### What is being asked
Gather all lines with "全国一体化退役军人网上服务平台" from the records.

======== Extracted information

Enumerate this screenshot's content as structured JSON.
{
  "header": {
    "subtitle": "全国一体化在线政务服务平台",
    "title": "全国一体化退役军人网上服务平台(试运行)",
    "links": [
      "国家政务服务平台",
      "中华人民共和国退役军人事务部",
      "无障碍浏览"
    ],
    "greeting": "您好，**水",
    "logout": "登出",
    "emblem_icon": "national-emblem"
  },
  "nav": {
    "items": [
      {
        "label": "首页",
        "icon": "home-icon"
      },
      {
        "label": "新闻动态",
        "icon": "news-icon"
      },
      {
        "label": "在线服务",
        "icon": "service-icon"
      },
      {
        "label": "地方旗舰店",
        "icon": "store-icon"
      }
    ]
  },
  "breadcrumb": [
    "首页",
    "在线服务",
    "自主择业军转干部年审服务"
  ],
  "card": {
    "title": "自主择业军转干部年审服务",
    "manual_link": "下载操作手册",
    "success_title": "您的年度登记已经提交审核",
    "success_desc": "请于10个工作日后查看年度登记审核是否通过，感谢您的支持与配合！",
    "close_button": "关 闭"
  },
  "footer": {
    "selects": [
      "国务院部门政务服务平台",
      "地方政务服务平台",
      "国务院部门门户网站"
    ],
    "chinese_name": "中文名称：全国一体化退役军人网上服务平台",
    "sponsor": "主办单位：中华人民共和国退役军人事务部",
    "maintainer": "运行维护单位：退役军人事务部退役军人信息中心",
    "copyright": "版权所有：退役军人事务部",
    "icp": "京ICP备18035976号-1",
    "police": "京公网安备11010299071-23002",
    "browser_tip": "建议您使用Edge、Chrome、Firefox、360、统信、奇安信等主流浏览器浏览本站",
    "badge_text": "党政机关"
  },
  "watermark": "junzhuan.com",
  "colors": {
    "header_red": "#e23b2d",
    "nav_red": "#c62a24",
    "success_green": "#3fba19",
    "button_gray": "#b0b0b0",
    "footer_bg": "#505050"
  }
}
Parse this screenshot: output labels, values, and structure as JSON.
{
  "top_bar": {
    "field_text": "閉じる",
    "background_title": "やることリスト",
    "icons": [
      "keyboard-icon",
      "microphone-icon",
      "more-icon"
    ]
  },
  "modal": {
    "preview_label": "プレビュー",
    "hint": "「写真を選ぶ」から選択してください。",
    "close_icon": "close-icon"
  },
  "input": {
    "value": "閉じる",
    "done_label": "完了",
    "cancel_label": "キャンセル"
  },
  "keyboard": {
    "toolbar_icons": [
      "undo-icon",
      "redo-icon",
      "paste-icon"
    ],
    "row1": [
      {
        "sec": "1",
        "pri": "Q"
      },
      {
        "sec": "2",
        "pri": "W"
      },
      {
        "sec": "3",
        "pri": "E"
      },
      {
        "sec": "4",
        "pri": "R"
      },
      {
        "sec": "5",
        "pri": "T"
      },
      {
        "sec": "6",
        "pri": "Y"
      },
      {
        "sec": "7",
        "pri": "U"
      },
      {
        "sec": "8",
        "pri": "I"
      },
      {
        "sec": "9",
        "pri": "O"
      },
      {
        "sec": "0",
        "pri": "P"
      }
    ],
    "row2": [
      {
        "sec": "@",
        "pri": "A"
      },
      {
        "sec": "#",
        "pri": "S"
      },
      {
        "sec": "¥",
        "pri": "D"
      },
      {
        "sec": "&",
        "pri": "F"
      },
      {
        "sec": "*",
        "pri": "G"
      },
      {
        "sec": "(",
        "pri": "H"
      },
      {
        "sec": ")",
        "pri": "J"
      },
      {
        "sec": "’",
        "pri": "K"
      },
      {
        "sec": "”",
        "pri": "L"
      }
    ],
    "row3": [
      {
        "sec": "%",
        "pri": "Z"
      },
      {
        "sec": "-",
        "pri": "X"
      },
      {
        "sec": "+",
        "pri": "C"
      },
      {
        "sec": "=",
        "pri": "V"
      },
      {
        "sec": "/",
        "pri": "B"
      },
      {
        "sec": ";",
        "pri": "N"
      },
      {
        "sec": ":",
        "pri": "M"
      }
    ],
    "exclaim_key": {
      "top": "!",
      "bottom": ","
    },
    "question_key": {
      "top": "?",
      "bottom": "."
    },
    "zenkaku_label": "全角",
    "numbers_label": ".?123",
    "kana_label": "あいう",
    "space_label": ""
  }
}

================

### Result below
    "title": "全国一体化退役军人网上服务平台(试运行)",
    "chinese_name": "中文名称：全国一体化退役军人网上服务平台",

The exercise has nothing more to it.